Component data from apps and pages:
++++

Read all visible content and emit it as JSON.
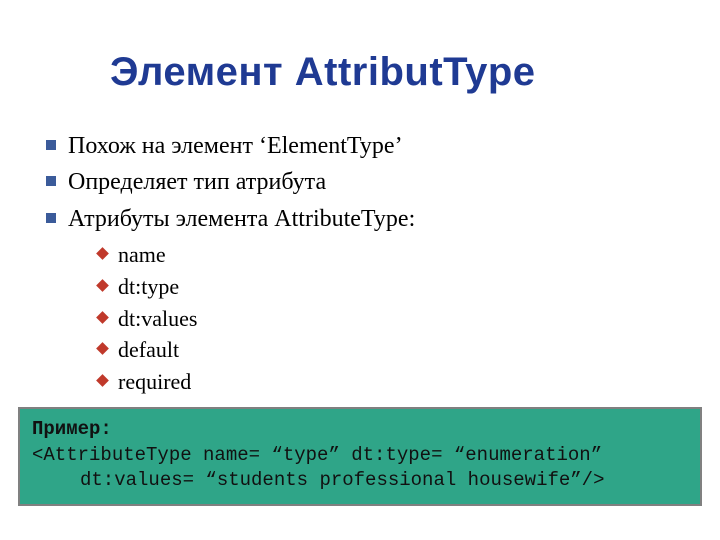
{
  "title": "Элемент AttributType",
  "bullets": [
    {
      "text": "Похож на элемент ‘ElementType’"
    },
    {
      "text": "Определяет тип атрибута"
    },
    {
      "text": "Атрибуты элемента AttributeType:"
    }
  ],
  "sub_bullets": [
    {
      "text": "name"
    },
    {
      "text": "dt:type"
    },
    {
      "text": "dt:values"
    },
    {
      "text": "default"
    },
    {
      "text": "required"
    }
  ],
  "example": {
    "label": "Пример:",
    "line1": "<AttributeType name= “type” dt:type= “enumeration”",
    "line2": "dt:values= “students professional housewife”/>"
  }
}
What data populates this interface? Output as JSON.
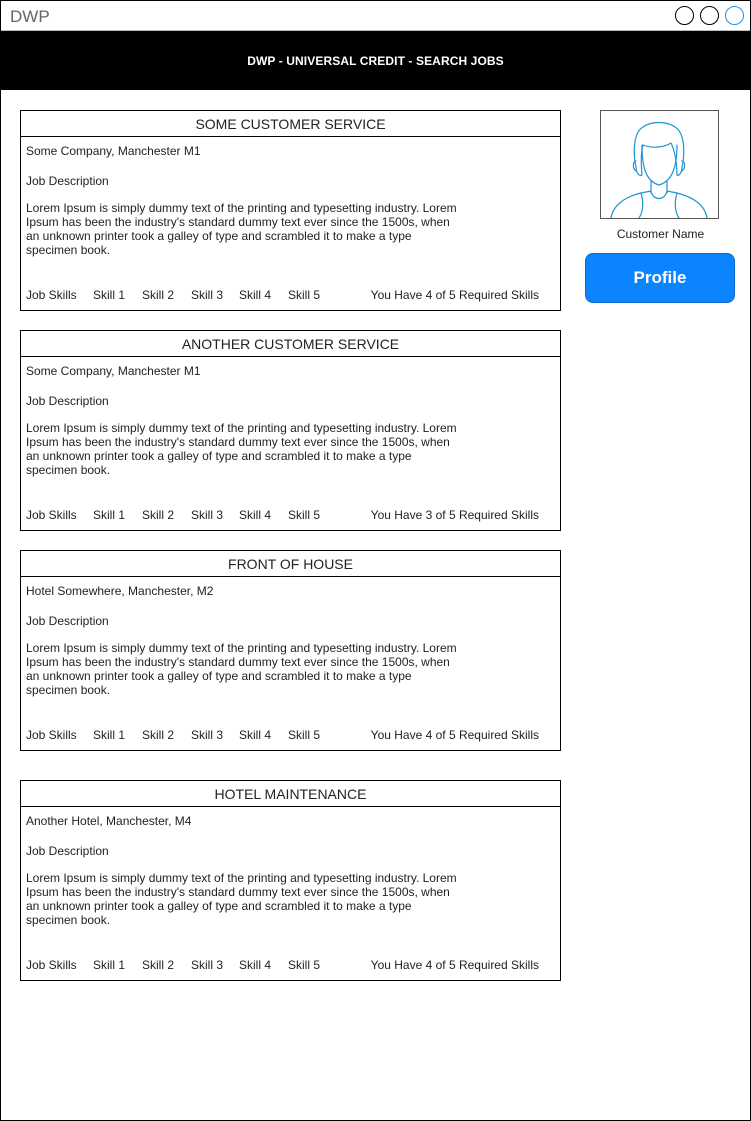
{
  "app": {
    "title": "DWP"
  },
  "header": {
    "title": "DWP  - UNIVERSAL CREDIT - SEARCH JOBS"
  },
  "profile": {
    "customer_name": "Customer Name",
    "button_label": "Profile"
  },
  "colors": {
    "header_bg": "#000000",
    "profile_button": "#0a85ff",
    "avatar_stroke": "#1f94d3"
  },
  "jobs": [
    {
      "title": "SOME CUSTOMER SERVICE",
      "company": "Some Company, Manchester M1",
      "description_label": "Job Description",
      "description": "Lorem Ipsum is simply dummy text of the printing and typesetting industry. Lorem Ipsum has been the industry's standard dummy text ever since the 1500s, when an unknown printer took a galley of type and scrambled it to make a type specimen book.",
      "skills_label": "Job Skills",
      "skills": [
        "Skill 1",
        "Skill 2",
        "Skill 3",
        "Skill 4",
        "Skill 5"
      ],
      "requirement": "You Have 4 of 5 Required Skills"
    },
    {
      "title": "ANOTHER CUSTOMER SERVICE",
      "company": "Some Company, Manchester M1",
      "description_label": "Job Description",
      "description": "Lorem Ipsum is simply dummy text of the printing and typesetting industry. Lorem Ipsum has been the industry's standard dummy text ever since the 1500s, when an unknown printer took a galley of type and scrambled it to make a type specimen book.",
      "skills_label": "Job Skills",
      "skills": [
        "Skill 1",
        "Skill 2",
        "Skill 3",
        "Skill 4",
        "Skill 5"
      ],
      "requirement": "You Have 3 of 5 Required Skills"
    },
    {
      "title": "FRONT OF HOUSE",
      "company": "Hotel Somewhere, Manchester, M2",
      "description_label": "Job Description",
      "description": "Lorem Ipsum is simply dummy text of the printing and typesetting industry. Lorem Ipsum has been the industry's standard dummy text ever since the 1500s, when an unknown printer took a galley of type and scrambled it to make a type specimen book.",
      "skills_label": "Job Skills",
      "skills": [
        "Skill 1",
        "Skill 2",
        "Skill 3",
        "Skill 4",
        "Skill 5"
      ],
      "requirement": "You Have 4 of 5 Required Skills"
    },
    {
      "title": "HOTEL MAINTENANCE",
      "company": "Another Hotel, Manchester, M4",
      "description_label": "Job Description",
      "description": "Lorem Ipsum is simply dummy text of the printing and typesetting industry. Lorem Ipsum has been the industry's standard dummy text ever since the 1500s, when an unknown printer took a galley of type and scrambled it to make a type specimen book.",
      "skills_label": "Job Skills",
      "skills": [
        "Skill 1",
        "Skill 2",
        "Skill 3",
        "Skill 4",
        "Skill 5"
      ],
      "requirement": "You Have 4 of 5 Required Skills"
    }
  ]
}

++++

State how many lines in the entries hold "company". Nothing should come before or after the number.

4